Stored entries
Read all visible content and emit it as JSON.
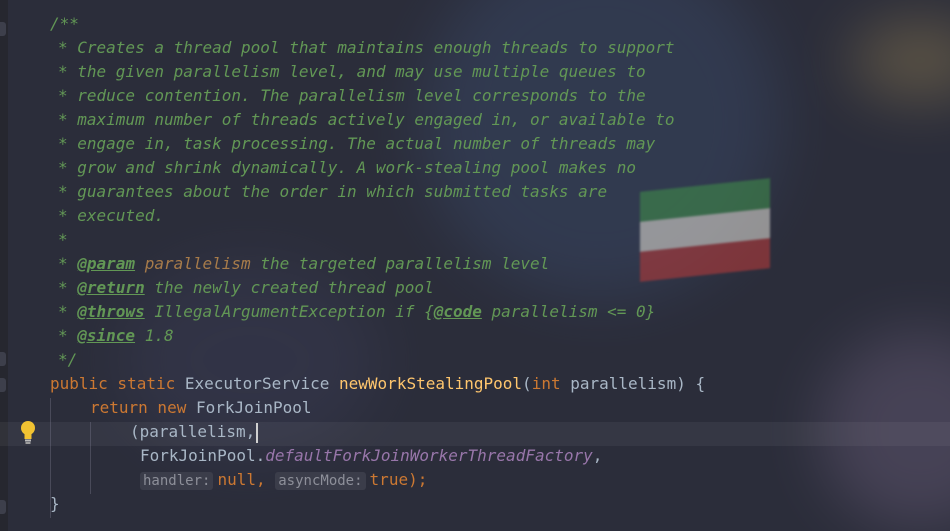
{
  "editor": {
    "javadoc": {
      "open": "/**",
      "lines": [
        "Creates a thread pool that maintains enough threads to support",
        "the given parallelism level, and may use multiple queues to",
        "reduce contention. The parallelism level corresponds to the",
        "maximum number of threads actively engaged in, or available to",
        "engage in, task processing. The actual number of threads may",
        "grow and shrink dynamically. A work-stealing pool makes no",
        "guarantees about the order in which submitted tasks are",
        "executed."
      ],
      "empty_line": "*",
      "param_tag": "@param",
      "param_name": "parallelism",
      "param_desc": "the targeted parallelism level",
      "return_tag": "@return",
      "return_desc": "the newly created thread pool",
      "throws_tag": "@throws",
      "throws_pre": "IllegalArgumentException if {",
      "code_tag": "@code",
      "throws_post": "parallelism <= 0}",
      "since_tag": "@since",
      "since_value": "1.8",
      "close": "*/"
    },
    "method": {
      "modifiers": "public static",
      "return_type": "ExecutorService",
      "name": "newWorkStealingPool",
      "open_paren": "(",
      "param_type": "int",
      "param_name": "parallelism",
      "close_sig": ") {"
    },
    "body": {
      "return_kw": "return new",
      "class_name": "ForkJoinPool",
      "arg1": "(parallelism,",
      "factory_class": "ForkJoinPool.",
      "factory_field": "defaultForkJoinWorkerThreadFactory",
      "comma": ",",
      "hint_handler": "handler:",
      "handler_value": "null,",
      "hint_async": "asyncMode:",
      "async_value": "true",
      "end": ");",
      "closing_brace": "}"
    },
    "colors": {
      "comment": "#629755",
      "keyword": "#cc7832",
      "method_name": "#ffc66d",
      "static_field": "#9876aa",
      "text": "#a9b7c6"
    }
  }
}
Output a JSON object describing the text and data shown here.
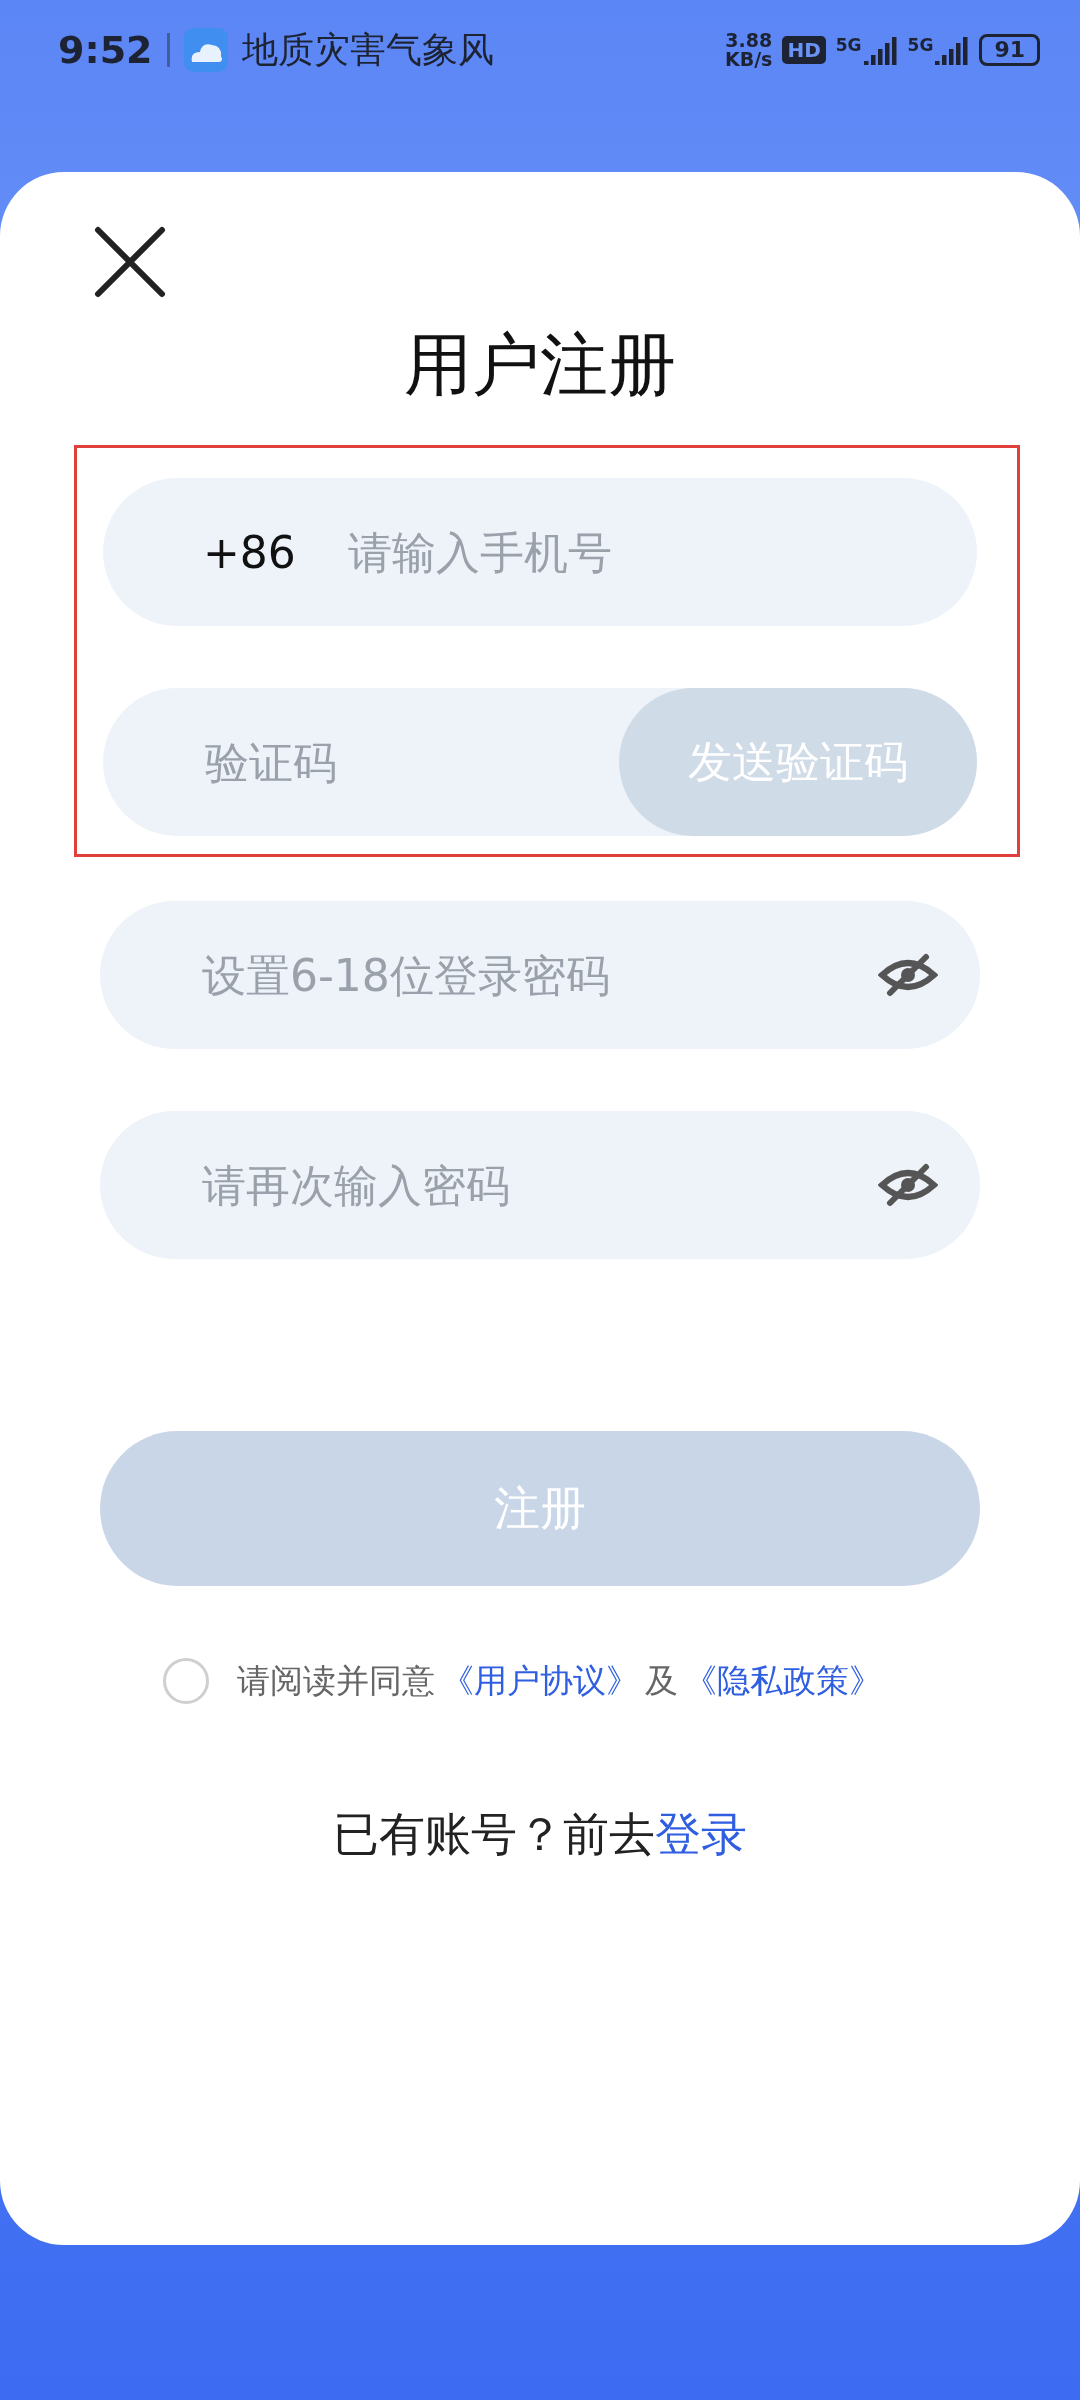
{
  "status_bar": {
    "time": "9:52",
    "app_title": "地质灾害气象风",
    "speed_value": "3.88",
    "speed_unit": "KB/s",
    "hd": "HD",
    "networks": [
      "5G",
      "5G"
    ],
    "battery": "91"
  },
  "title": "用户注册",
  "highlight_frame": true,
  "fields": [
    {
      "kind": "phone",
      "prefix": "+86",
      "placeholder": "请输入手机号"
    },
    {
      "kind": "code",
      "placeholder": "验证码",
      "button": "发送验证码"
    },
    {
      "kind": "password",
      "placeholder": "设置6-18位登录密码"
    },
    {
      "kind": "password",
      "placeholder": "请再次输入密码"
    }
  ],
  "register_button": {
    "label": "注册",
    "disabled": true
  },
  "agreement": {
    "checked": false,
    "parts": [
      {
        "kind": "text",
        "text": "请阅读并同意"
      },
      {
        "kind": "link",
        "text": "《用户协议》"
      },
      {
        "kind": "text",
        "text": "及"
      },
      {
        "kind": "link",
        "text": "《隐私政策》"
      }
    ]
  },
  "login_line": {
    "prompt": "已有账号？前去",
    "link": "登录"
  }
}
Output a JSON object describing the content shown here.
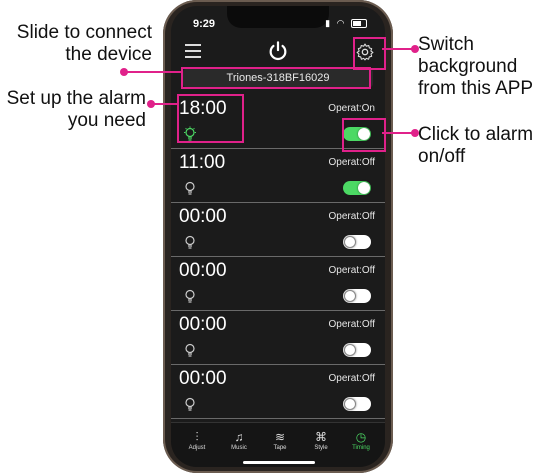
{
  "annotations": {
    "slide_connect": "Slide to connect\nthe device",
    "set_alarm": "Set up the alarm\nyou need",
    "switch_bg": "Switch\nbackground\nfrom this APP",
    "click_alarm": "Click to alarm\non/off"
  },
  "status_bar": {
    "time": "9:29"
  },
  "device": {
    "name": "Triones-318BF16029"
  },
  "alarms": [
    {
      "time": "18:00",
      "status": "Operat:On",
      "enabled": true
    },
    {
      "time": "11:00",
      "status": "Operat:Off",
      "enabled": true
    },
    {
      "time": "00:00",
      "status": "Operat:Off",
      "enabled": false
    },
    {
      "time": "00:00",
      "status": "Operat:Off",
      "enabled": false
    },
    {
      "time": "00:00",
      "status": "Operat:Off",
      "enabled": false
    },
    {
      "time": "00:00",
      "status": "Operat:Off",
      "enabled": false
    }
  ],
  "tabs": [
    {
      "label": "Adjust",
      "icon": "sliders-icon",
      "glyph": "⫶",
      "active": false
    },
    {
      "label": "Music",
      "icon": "music-note-icon",
      "glyph": "♫",
      "active": false
    },
    {
      "label": "Tape",
      "icon": "wave-icon",
      "glyph": "≋",
      "active": false
    },
    {
      "label": "Style",
      "icon": "command-icon",
      "glyph": "⌘",
      "active": false
    },
    {
      "label": "Timing",
      "icon": "clock-icon",
      "glyph": "◷",
      "active": true
    }
  ],
  "colors": {
    "accent": "#e0218a",
    "toggle_on": "#4cd964",
    "active_tab": "#4cd964",
    "bulb_active": "#4cd964"
  }
}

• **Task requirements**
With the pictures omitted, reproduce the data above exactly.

• **Solution for this problem**
Read all visible content and emit it as JSON.
{
  "editor": {
    "javadoc": {
      "open": "/**",
      "lines": [
        "Creates a thread pool that maintains enough threads to support",
        "the given parallelism level, and may use multiple queues to",
        "reduce contention. The parallelism level corresponds to the",
        "maximum number of threads actively engaged in, or available to",
        "engage in, task processing. The actual number of threads may",
        "grow and shrink dynamically. A work-stealing pool makes no",
        "guarantees about the order in which submitted tasks are",
        "executed."
      ],
      "empty_line": "*",
      "param_tag": "@param",
      "param_name": "parallelism",
      "param_desc": "the targeted parallelism level",
      "return_tag": "@return",
      "return_desc": "the newly created thread pool",
      "throws_tag": "@throws",
      "throws_pre": "IllegalArgumentException if {",
      "code_tag": "@code",
      "throws_post": "parallelism <= 0}",
      "since_tag": "@since",
      "since_value": "1.8",
      "close": "*/"
    },
    "method": {
      "modifiers": "public static",
      "return_type": "ExecutorService",
      "name": "newWorkStealingPool",
      "open_paren": "(",
      "param_type": "int",
      "param_name": "parallelism",
      "close_sig": ") {"
    },
    "body": {
      "return_kw": "return new",
      "class_name": "ForkJoinPool",
      "arg1": "(parallelism,",
      "factory_class": "ForkJoinPool.",
      "factory_field": "defaultForkJoinWorkerThreadFactory",
      "comma": ",",
      "hint_handler": "handler:",
      "handler_value": "null,",
      "hint_async": "asyncMode:",
      "async_value": "true",
      "end": ");",
      "closing_brace": "}"
    },
    "colors": {
      "comment": "#629755",
      "keyword": "#cc7832",
      "method_name": "#ffc66d",
      "static_field": "#9876aa",
      "text": "#a9b7c6"
    }
  }
}
Output a JSON object describing the text and data shown here.
{
  "status_bar": {
    "time": "9:52",
    "app_title": "地质灾害气象风",
    "speed_value": "3.88",
    "speed_unit": "KB/s",
    "hd": "HD",
    "networks": [
      "5G",
      "5G"
    ],
    "battery": "91"
  },
  "title": "用户注册",
  "highlight_frame": true,
  "fields": [
    {
      "kind": "phone",
      "prefix": "+86",
      "placeholder": "请输入手机号"
    },
    {
      "kind": "code",
      "placeholder": "验证码",
      "button": "发送验证码"
    },
    {
      "kind": "password",
      "placeholder": "设置6-18位登录密码"
    },
    {
      "kind": "password",
      "placeholder": "请再次输入密码"
    }
  ],
  "register_button": {
    "label": "注册",
    "disabled": true
  },
  "agreement": {
    "checked": false,
    "parts": [
      {
        "kind": "text",
        "text": "请阅读并同意"
      },
      {
        "kind": "link",
        "text": "《用户协议》"
      },
      {
        "kind": "text",
        "text": "及"
      },
      {
        "kind": "link",
        "text": "《隐私政策》"
      }
    ]
  },
  "login_line": {
    "prompt": "已有账号？前去",
    "link": "登录"
  }
}
Output a JSON object describing the content shown here.
{
  "annotations": {
    "slide_connect": "Slide to connect\nthe device",
    "set_alarm": "Set up the alarm\nyou need",
    "switch_bg": "Switch\nbackground\nfrom this APP",
    "click_alarm": "Click to alarm\non/off"
  },
  "status_bar": {
    "time": "9:29"
  },
  "device": {
    "name": "Triones-318BF16029"
  },
  "alarms": [
    {
      "time": "18:00",
      "status": "Operat:On",
      "enabled": true
    },
    {
      "time": "11:00",
      "status": "Operat:Off",
      "enabled": true
    },
    {
      "time": "00:00",
      "status": "Operat:Off",
      "enabled": false
    },
    {
      "time": "00:00",
      "status": "Operat:Off",
      "enabled": false
    },
    {
      "time": "00:00",
      "status": "Operat:Off",
      "enabled": false
    },
    {
      "time": "00:00",
      "status": "Operat:Off",
      "enabled": false
    }
  ],
  "tabs": [
    {
      "label": "Adjust",
      "icon": "sliders-icon",
      "glyph": "⫶",
      "active": false
    },
    {
      "label": "Music",
      "icon": "music-note-icon",
      "glyph": "♫",
      "active": false
    },
    {
      "label": "Tape",
      "icon": "wave-icon",
      "glyph": "≋",
      "active": false
    },
    {
      "label": "Style",
      "icon": "command-icon",
      "glyph": "⌘",
      "active": false
    },
    {
      "label": "Timing",
      "icon": "clock-icon",
      "glyph": "◷",
      "active": true
    }
  ],
  "colors": {
    "accent": "#e0218a",
    "toggle_on": "#4cd964",
    "active_tab": "#4cd964",
    "bulb_active": "#4cd964"
  }
}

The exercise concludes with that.